The NATO Withdrawal and the Future of Afghanistan: Construction or Destruction?

It is far easier to destroy then to build; a single explosion can destroy in a moment a building that took weeks to construct. This holds true for physical artefacts as well as the human character. A single incident can tarnish an individual’s reputation permanently, but it takes years to build a good name and gain the trust of the community. Applying this axiom of ‘destruction being easier than reconstruction’ to Afghanistan, the country needs political stability, a rebuilding programme, and a thorough cleansing of the existing network of corruption.

Wednesday, 16 May 2012

Rochdale Sex Crimes – Are they a product of the Pakistani Ghetto or Liberalism?

For certain, had these men been white Anglo-Saxons, the media coverage and the reaction would have been different; an isolated group of criminals only, with no reference to their racial or cultural identity. This is how for example serial killers are often portrayed. Take the example of the 8 Scottish paedophile gang convicted in 2009 [1] who were caught raping babies not consenting young teenagers like the Rochdale case, the news went unnoticed. Similarly, the recent case in Cornwall [2] also slipped under the media radar. There was no attempt to cast a slur on the wider community, based on the actions of these culprits.

In contrast, based on the actions of the 9 culprits in Rochdale, the media and certain politicians have been busy tarnishing the Pakistani community, which is almost a million or more in the UK. The notion of proportion and logic is discarded when there is an underlying agenda; predictably, the usual Islamophobes to the closet racists have come out blaming it on race and culture, the more daft elements of the far right are blaming religion.

Sunday, 6 May 2012

Was it Khalid Sheikh Mohammed or Usamah Bin Laden behind the 9/11 attacks?

The US-led coalition went to war, and in the process killed almost a million people, in order to capture Usmah bin Laden, who allegedly masterminded the 9/11 attacks from the caves in Afghanistan. To avenge the killing of innocent civilians, by killing many more innocent civilians is a perverse notion of justice. If dispensing collective punishment is the policy, then it makes little sense to talk of innocence or guilt. Thus a suicide bomber is no different to those dropping bombs from a distance, both dispensing collective punishment on a community.  

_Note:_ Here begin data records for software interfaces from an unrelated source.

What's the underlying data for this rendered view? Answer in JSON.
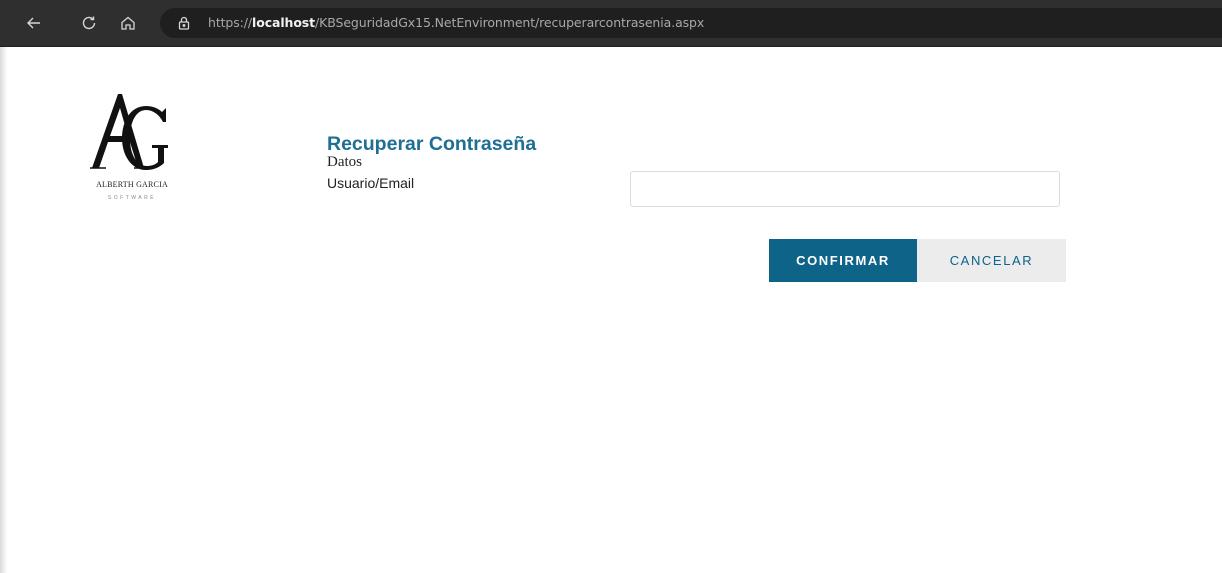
{
  "browser": {
    "url_prefix": "https://",
    "url_host": "localhost",
    "url_path": "/KBSeguridadGx15.NetEnvironment/recuperarcontrasenia.aspx",
    "icons": [
      "back-arrow-icon",
      "reload-icon",
      "home-icon",
      "lock-icon"
    ]
  },
  "logo": {
    "monogram": "AG",
    "name": "ALBERTH GARCIA",
    "tagline": "SOFTWARE"
  },
  "form": {
    "title": "Recuperar Contraseña",
    "section": "Datos",
    "user_label": "Usuario/Email",
    "user_value": "",
    "confirm_label": "CONFIRMAR",
    "cancel_label": "CANCELAR"
  },
  "colors": {
    "title": "#1f6e94",
    "primary_button": "#0d6388",
    "secondary_button": "#ececec",
    "browser_bar": "#2f2f2f"
  }
}
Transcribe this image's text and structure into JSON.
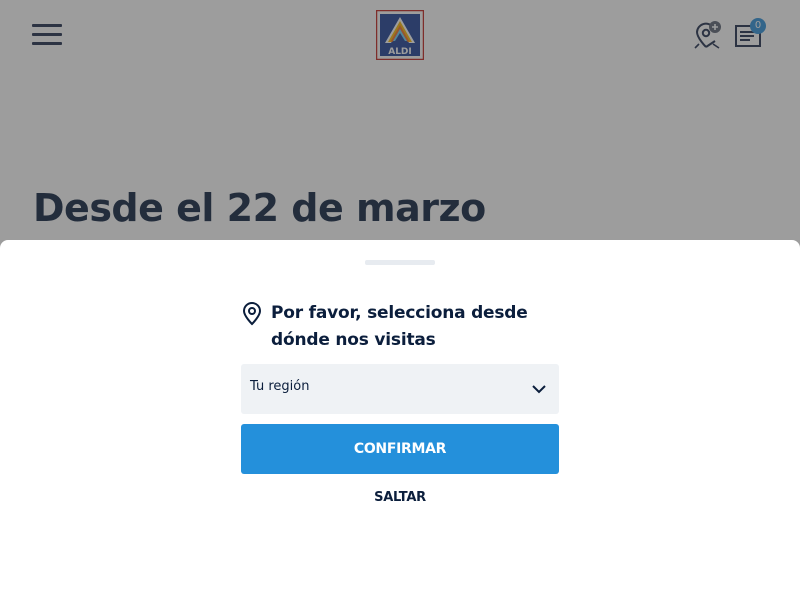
{
  "header": {
    "menu_icon": "hamburger-menu-icon",
    "logo_text": "ALDI",
    "store_icon": "store-location-add-icon",
    "list_icon": "shopping-list-icon",
    "list_count": "0"
  },
  "hero": {
    "title": "Desde el 22 de marzo"
  },
  "region_sheet": {
    "prompt": "Por favor, selecciona desde dónde nos visitas",
    "prompt_icon": "location-pin-icon",
    "select_value": "Tu región",
    "select_icon": "chevron-down-icon",
    "confirm_label": "CONFIRMAR",
    "skip_label": "SALTAR"
  },
  "colors": {
    "brand_navy": "#0b1e3c",
    "accent_blue": "#2490db",
    "badge_blue": "#2a8fd8",
    "input_bg": "#eff2f5",
    "overlay": "#999999"
  }
}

Yet there was constant talk of guilt, and everybody pointed the finger at Usamah Bin Laden. He was conveniently killed, instead of being captured and put on trial – which would have provided the perfect opportunity to discover who was telling the truth. Of course, that is assuming he was going to be given a fair trial, rather than one based on ‘evidence’ acquired from water-boarding and other forms of torture that are regularly used by the Americans, euphemistically called "enhanced interrogation".